Niccolò di Pietro Gerini, The Baptism of Christ: Main Tier Central Panel
This altarpiece is the earliest known example that shows the baptism of Christ as the central image – in large multi-panelled altarpieces it was usually the Virgin and Child.
It was made for a chapel in Santa Maria degli Angeli, the Camaldolese monastery in Florence. The chapel was dedicated to the feast commemorating Saint John the Baptist’s death, but the central panel depicts the key moment in his life: when he baptised Christ in the river Jordan.
The inscription tells us that it was commissioned by one of the monastery’s monks, Don Filippo Nerone Stoldi, in memory of his mother. The monastery contained many altarpieces commissioned by Florentine families, which served as memorials. One of the monks’ duties was to say prayers for the souls of the dead on days specified by the families.
This altarpiece is the earliest known example to show the baptism of Christ as the central image; the Virgin and Child usually took this position in large multi-panelled altarpieces.
It was made for a chapel dedicated to the feast commemorating Saint John the Baptist’s death, in the infirmary of Santa Maria degli Angeli, the Camaldolese monastery in Florence. One of the monastery’s monks, Don Filippo Nerone Stoldi, commissioned it in memory of his mother, Monna Agnola (Angela), and his deceased relatives. The church contained several similar altarpieces which were privately commissioned, often by families of the monastery’s monks, which served as memorials. We know from the monastery’s records that one of the monks’ duties was to say prayers for the souls of the dead on days specified by the families.
Surviving documents reveal that the chapel was founded according to Angela’s wishes. She left money in her will for the foundation of the chapel and all its furnishings; the will also instructed that Mass should be said for her and her husband on 20 April as well as the feast day of the martyrdom of John the Baptist (29 August).
Although the chapel was dedicated to the saint’s martyrdom – he was killed on the orders of King Herod – the central panel depicts the key moment in his life: when he baptised Christ in the river Jordan. The gory moment of his decapitation was reserved for a small panel in the predella. We don’t know exactly why Angela chose Saint John the Baptist for her chapel. Perhaps her son was called Giovanni but changed his name to Filippo after becoming a monk or, more likely, because John the Baptist was the patron saint of Florence. There were two other chapels in the church that were dedicated to him.
The altarpiece was moved in the fifteenth century to the church of San Giovanni Decollato (literally meaning ‘Saint John decapitated’) in the town of Sasso, near Arezzo. The church had become a Camaldolese institution in 1414 when it was united with Santa Maria degli Angeli. The subject matter made it the ideal altarpiece to use as the church’s high altar.
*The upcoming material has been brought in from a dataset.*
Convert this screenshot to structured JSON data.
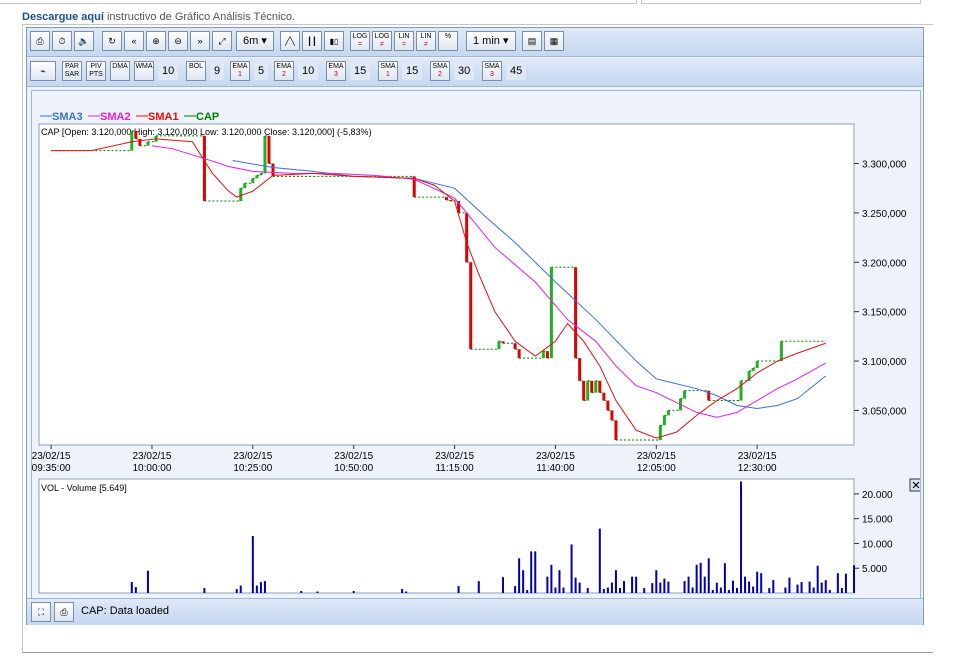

It was probably originally much larger. The predella is missing a central scene and there might have been two more saints on the main tier– possibly Saint Michael the Archangel, in honour of Angela, and Saint Philip, in honour of her son.
At some point before it entered the National Gallery the uppermost panels that sat on top of the main tier were replaced with three small panels by Giovanni di Milano showing the Virgin Mary, Saint John the Baptist and the Apocalyptic Christ (Christ as the judge of mankind). These panels belonged to a different altarpiece altogether and they have now been removed and are displayed separately. Three panels by Niccolò di Pietro Gerini – including an image of the blessing Redeemer (Christ seated on the clouds), now in the Alte Pinakothek, Munich – have been identified as the original pictures that crowned the altarpiece.